Page and application data records →
_ _ _ _
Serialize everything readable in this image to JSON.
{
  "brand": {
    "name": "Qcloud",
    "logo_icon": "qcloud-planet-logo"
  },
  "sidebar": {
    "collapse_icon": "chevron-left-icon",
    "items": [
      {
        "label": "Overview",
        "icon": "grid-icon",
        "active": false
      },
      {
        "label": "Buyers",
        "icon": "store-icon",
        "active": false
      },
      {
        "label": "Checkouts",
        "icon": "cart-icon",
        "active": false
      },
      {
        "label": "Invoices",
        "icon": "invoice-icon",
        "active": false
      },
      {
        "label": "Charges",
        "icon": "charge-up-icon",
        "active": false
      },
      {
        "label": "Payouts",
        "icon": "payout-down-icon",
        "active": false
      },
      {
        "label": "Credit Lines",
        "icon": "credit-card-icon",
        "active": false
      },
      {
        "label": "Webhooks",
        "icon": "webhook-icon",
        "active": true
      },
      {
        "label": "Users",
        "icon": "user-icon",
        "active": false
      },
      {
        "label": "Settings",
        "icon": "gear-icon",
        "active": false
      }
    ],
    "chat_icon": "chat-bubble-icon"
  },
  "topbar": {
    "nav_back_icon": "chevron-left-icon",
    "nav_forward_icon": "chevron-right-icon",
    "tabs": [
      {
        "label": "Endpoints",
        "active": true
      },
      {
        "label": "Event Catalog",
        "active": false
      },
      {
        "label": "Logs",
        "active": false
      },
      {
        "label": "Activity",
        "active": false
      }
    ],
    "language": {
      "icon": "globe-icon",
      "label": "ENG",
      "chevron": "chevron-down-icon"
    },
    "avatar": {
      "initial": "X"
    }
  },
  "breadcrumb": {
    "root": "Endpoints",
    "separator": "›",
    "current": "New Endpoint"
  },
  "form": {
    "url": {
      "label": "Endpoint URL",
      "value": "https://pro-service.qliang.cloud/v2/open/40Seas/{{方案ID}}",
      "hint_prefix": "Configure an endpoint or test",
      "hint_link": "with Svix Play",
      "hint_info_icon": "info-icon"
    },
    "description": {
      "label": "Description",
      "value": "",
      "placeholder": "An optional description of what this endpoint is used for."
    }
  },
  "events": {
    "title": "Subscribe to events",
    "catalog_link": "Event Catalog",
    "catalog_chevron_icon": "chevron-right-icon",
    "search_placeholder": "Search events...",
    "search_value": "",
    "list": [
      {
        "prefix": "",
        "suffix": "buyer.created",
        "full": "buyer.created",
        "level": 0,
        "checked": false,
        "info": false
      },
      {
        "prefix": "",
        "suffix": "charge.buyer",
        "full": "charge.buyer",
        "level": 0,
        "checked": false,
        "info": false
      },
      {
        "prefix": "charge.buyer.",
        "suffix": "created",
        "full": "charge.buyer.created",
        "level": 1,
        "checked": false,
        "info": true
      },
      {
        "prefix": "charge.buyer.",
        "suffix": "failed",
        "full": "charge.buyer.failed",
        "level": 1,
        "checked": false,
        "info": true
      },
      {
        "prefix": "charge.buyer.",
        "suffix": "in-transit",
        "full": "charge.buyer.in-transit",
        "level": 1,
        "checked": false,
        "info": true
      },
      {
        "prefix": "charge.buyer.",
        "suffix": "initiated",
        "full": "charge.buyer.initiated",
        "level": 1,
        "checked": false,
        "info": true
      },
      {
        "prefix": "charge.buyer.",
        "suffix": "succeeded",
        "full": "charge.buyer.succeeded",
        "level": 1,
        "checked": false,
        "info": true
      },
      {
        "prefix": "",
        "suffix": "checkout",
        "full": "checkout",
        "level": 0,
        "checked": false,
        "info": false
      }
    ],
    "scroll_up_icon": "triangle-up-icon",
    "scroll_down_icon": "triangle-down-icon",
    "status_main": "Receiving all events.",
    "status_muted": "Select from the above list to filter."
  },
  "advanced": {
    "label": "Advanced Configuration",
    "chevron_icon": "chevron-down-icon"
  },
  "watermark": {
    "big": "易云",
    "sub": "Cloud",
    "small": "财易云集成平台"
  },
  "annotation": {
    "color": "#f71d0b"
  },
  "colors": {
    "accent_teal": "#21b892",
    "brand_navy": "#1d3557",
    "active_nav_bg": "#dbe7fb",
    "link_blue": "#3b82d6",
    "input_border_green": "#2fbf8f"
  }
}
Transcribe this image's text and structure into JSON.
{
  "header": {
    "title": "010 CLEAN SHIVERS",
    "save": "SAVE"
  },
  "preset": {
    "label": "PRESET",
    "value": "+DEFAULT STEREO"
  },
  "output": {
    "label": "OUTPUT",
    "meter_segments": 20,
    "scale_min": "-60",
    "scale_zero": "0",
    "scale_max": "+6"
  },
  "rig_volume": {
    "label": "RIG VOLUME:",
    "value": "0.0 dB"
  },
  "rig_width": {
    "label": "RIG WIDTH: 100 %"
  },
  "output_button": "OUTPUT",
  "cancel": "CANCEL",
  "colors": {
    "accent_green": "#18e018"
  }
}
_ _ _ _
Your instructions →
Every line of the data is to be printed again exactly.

Output →
Serialize everything readable in this image to JSON.
{
  "brand": {
    "name": "Qcloud",
    "logo_icon": "qcloud-planet-logo"
  },
  "sidebar": {
    "collapse_icon": "chevron-left-icon",
    "items": [
      {
        "label": "Overview",
        "icon": "grid-icon",
        "active": false
      },
      {
        "label": "Buyers",
        "icon": "store-icon",
        "active": false
      },
      {
        "label": "Checkouts",
        "icon": "cart-icon",
        "active": false
      },
      {
        "label": "Invoices",
        "icon": "invoice-icon",
        "active": false
      },
      {
        "label": "Charges",
        "icon": "charge-up-icon",
        "active": false
      },
      {
        "label": "Payouts",
        "icon": "payout-down-icon",
        "active": false
      },
      {
        "label": "Credit Lines",
        "icon": "credit-card-icon",
        "active": false
      },
      {
        "label": "Webhooks",
        "icon": "webhook-icon",
        "active": true
      },
      {
        "label": "Users",
        "icon": "user-icon",
        "active": false
      },
      {
        "label": "Settings",
        "icon": "gear-icon",
        "active": false
      }
    ],
    "chat_icon": "chat-bubble-icon"
  },
  "topbar": {
    "nav_back_icon": "chevron-left-icon",
    "nav_forward_icon": "chevron-right-icon",
    "tabs": [
      {
        "label": "Endpoints",
        "active": true
      },
      {
        "label": "Event Catalog",
        "active": false
      },
      {
        "label": "Logs",
        "active": false
      },
      {
        "label": "Activity",
        "active": false
      }
    ],
    "language": {
      "icon": "globe-icon",
      "label": "ENG",
      "chevron": "chevron-down-icon"
    },
    "avatar": {
      "initial": "X"
    }
  },
  "breadcrumb": {
    "root": "Endpoints",
    "separator": "›",
    "current": "New Endpoint"
  },
  "form": {
    "url": {
      "label": "Endpoint URL",
      "value": "https://pro-service.qliang.cloud/v2/open/40Seas/{{方案ID}}",
      "hint_prefix": "Configure an endpoint or test",
      "hint_link": "with Svix Play",
      "hint_info_icon": "info-icon"
    },
    "description": {
      "label": "Description",
      "value": "",
      "placeholder": "An optional description of what this endpoint is used for."
    }
  },
  "events": {
    "title": "Subscribe to events",
    "catalog_link": "Event Catalog",
    "catalog_chevron_icon": "chevron-right-icon",
    "search_placeholder": "Search events...",
    "search_value": "",
    "list": [
      {
        "prefix": "",
        "suffix": "buyer.created",
        "full": "buyer.created",
        "level": 0,
        "checked": false,
        "info": false
      },
      {
        "prefix": "",
        "suffix": "charge.buyer",
        "full": "charge.buyer",
        "level": 0,
        "checked": false,
        "info": false
      },
      {
        "prefix": "charge.buyer.",
        "suffix": "created",
        "full": "charge.buyer.created",
        "level": 1,
        "checked": false,
        "info": true
      },
      {
        "prefix": "charge.buyer.",
        "suffix": "failed",
        "full": "charge.buyer.failed",
        "level": 1,
        "checked": false,
        "info": true
      },
      {
        "prefix": "charge.buyer.",
        "suffix": "in-transit",
        "full": "charge.buyer.in-transit",
        "level": 1,
        "checked": false,
        "info": true
      },
      {
        "prefix": "charge.buyer.",
        "suffix": "initiated",
        "full": "charge.buyer.initiated",
        "level": 1,
        "checked": false,
        "info": true
      },
      {
        "prefix": "charge.buyer.",
        "suffix": "succeeded",
        "full": "charge.buyer.succeeded",
        "level": 1,
        "checked": false,
        "info": true
      },
      {
        "prefix": "",
        "suffix": "checkout",
        "full": "checkout",
        "level": 0,
        "checked": false,
        "info": false
      }
    ],
    "scroll_up_icon": "triangle-up-icon",
    "scroll_down_icon": "triangle-down-icon",
    "status_main": "Receiving all events.",
    "status_muted": "Select from the above list to filter."
  },
  "advanced": {
    "label": "Advanced Configuration",
    "chevron_icon": "chevron-down-icon"
  },
  "watermark": {
    "big": "易云",
    "sub": "Cloud",
    "small": "财易云集成平台"
  },
  "annotation": {
    "color": "#f71d0b"
  },
  "colors": {
    "accent_teal": "#21b892",
    "brand_navy": "#1d3557",
    "active_nav_bg": "#dbe7fb",
    "link_blue": "#3b82d6",
    "input_border_green": "#2fbf8f"
  }
}
Transcribe this image's text and structure into JSON.
{
  "header": {
    "title": "010 CLEAN SHIVERS",
    "save": "SAVE"
  },
  "preset": {
    "label": "PRESET",
    "value": "+DEFAULT STEREO"
  },
  "output": {
    "label": "OUTPUT",
    "meter_segments": 20,
    "scale_min": "-60",
    "scale_zero": "0",
    "scale_max": "+6"
  },
  "rig_volume": {
    "label": "RIG VOLUME:",
    "value": "0.0 dB"
  },
  "rig_width": {
    "label": "RIG WIDTH: 100 %"
  },
  "output_button": "OUTPUT",
  "cancel": "CANCEL",
  "colors": {
    "accent_green": "#18e018"
  }
}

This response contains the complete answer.